One of my all-time favourite horror movie setpieces comes early in the movie, when three drunken fishermen find themselves confronted with a ghostly galleon pulling up next to their boat. It's the scene where I think the atmospheric stuff and the violent stuff meshes best.

As with Halloween, the movie features female characters who were gutsier and more independent than was usual at the time, especially in genre movies. Together with Sigourney Weaver in Alien this helped to make American horror movies into a genre where a strong female lead was the rule rather than the exception, to the point where it was identified as a cliché known as the Final Girl (first named as such by Carol J. Clover in her fascinating book Men, Women and Chainsaws: Gender in the Modern Horror Film). Strong female leads are still rare in Hollywood, and horror movies are still a common exception.

John Carpenter provides the score himself, as he usually does in his own movies, and it's one of his best, based around a haunting piano melody. The photography by Dean Cundey (also a long-time associate of Carpenter) is excellent; I'd say that these are the two elements that most strongly contribute to the movie's success, though committed performances by the strong cast (especially Barbeau & Hartley) certainly help.

Barbeau is Carpenter's best heroine ever, a solo mum running a radio station and a lighthouse on her own and capably fending off both unwelcome suitors and marauding ghosts.
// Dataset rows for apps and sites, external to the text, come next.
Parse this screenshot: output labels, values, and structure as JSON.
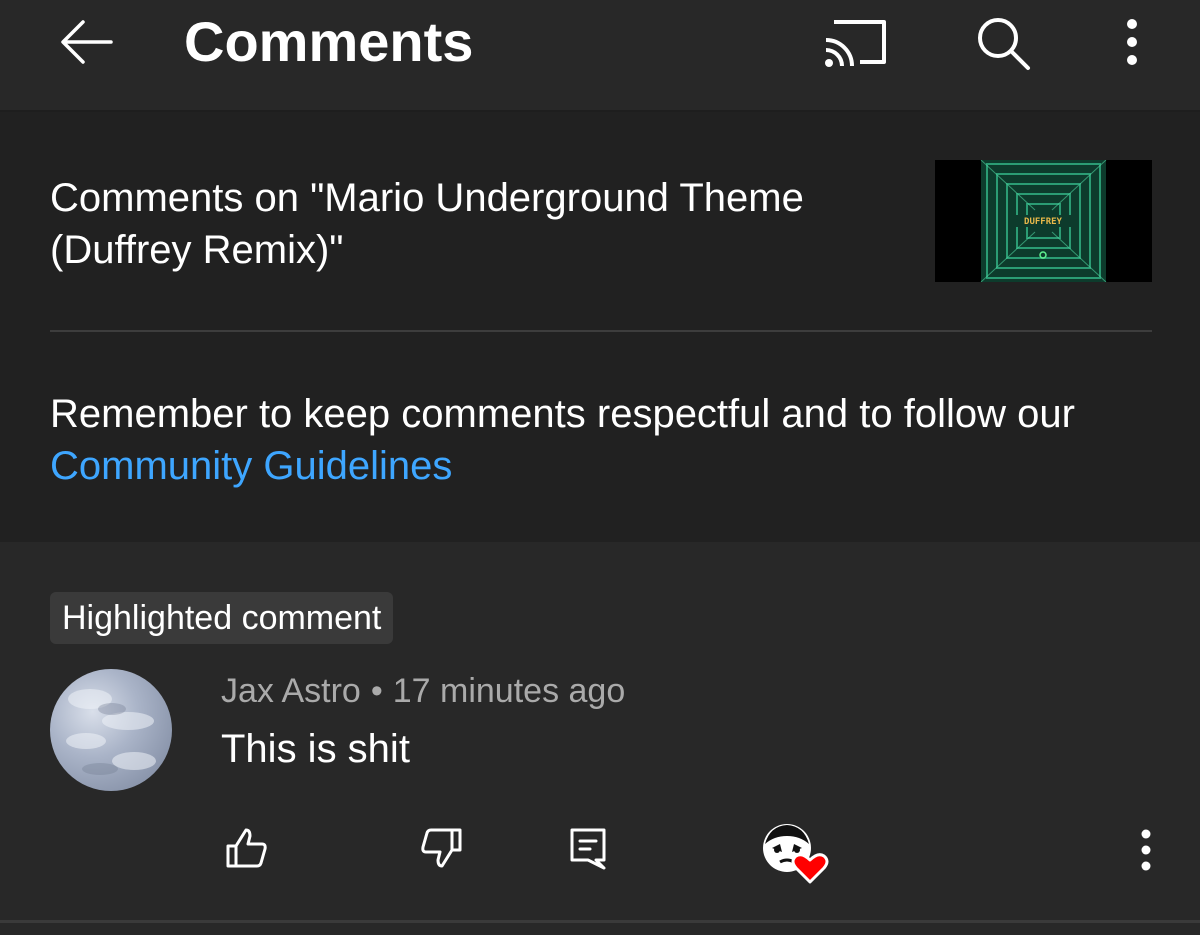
{
  "app": {
    "title": "Comments"
  },
  "toolbar": {
    "back_icon": "arrow-back-icon",
    "cast_icon": "cast-icon",
    "search_icon": "search-icon",
    "more_icon": "more-vert-icon"
  },
  "header": {
    "video_title": "Comments on \"Mario Underground Theme (Duffrey Remix)\"",
    "thumbnail_text": "DUFFREY",
    "guidelines_prefix": "Remember to keep comments respectful and to follow our ",
    "guidelines_link": "Community Guidelines"
  },
  "comment": {
    "badge": "Highlighted comment",
    "author": "Jax Astro",
    "separator": "•",
    "time": "17 minutes ago",
    "text": "This is shit",
    "actions": {
      "like_icon": "thumb-up-icon",
      "dislike_icon": "thumb-down-icon",
      "reply_icon": "reply-icon",
      "creator_heart_icon": "creator-heart-icon",
      "more_icon": "more-vert-icon"
    }
  },
  "colors": {
    "background": "#282828",
    "panel": "#212121",
    "link": "#3ea6ff",
    "secondary_text": "#aaaaaa",
    "heart": "#ff0000"
  }
}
Holbrook lends weight to what would otherwise be dull exposition scenes, his hushed tones turning them into spooky moments in their own right.

If you're not too worried by awkward shifts in tone and uneven plotting, I'd highly recommend The Fog. Just don't make the mistake of picking up the 2005 remake, which I was unable to get through without wanting to use the dvd as a frisbee (I lasted about fifteen minutes). Horrible, horrible stuff. Also, don't confuse it with James Herbert's novel of the same title, a full-strength gore-fest that has nothing in common with this movie.

There is a book of The Fog, which I've spent quite some time looking for. It's written by Dennis Etchison, one of the best horror writers of the last 50 years, and is apparently based on the earlier, pre-reshoot version of the movie. Etchison apparently managed to make the story tie up more neatly than the movie does, and this novelisation has a very high reputation. He has a gift for atmosphere and dread that seems to be perfect for this story.

Here's the trailer. I wanted to post the opening scene, where Houseman tells the story, but it's been taken down.

Guess I also need to put in an image so that I have a thumbnail for Facebook. Tempted as I am to use a sexy photo of Ms. Barbeau, I'm going for this one instead.


  1. So did you ever get the Etchison ppb? It's available quite cheaply here (lemme know if you want). I think I was too old when this came out to be swayed by the creepy parts because I was too creeped out by Tom Atkins getting it on with Jamie Lee (shudder). But it is fun -- makes me miss Debra Hill all the more.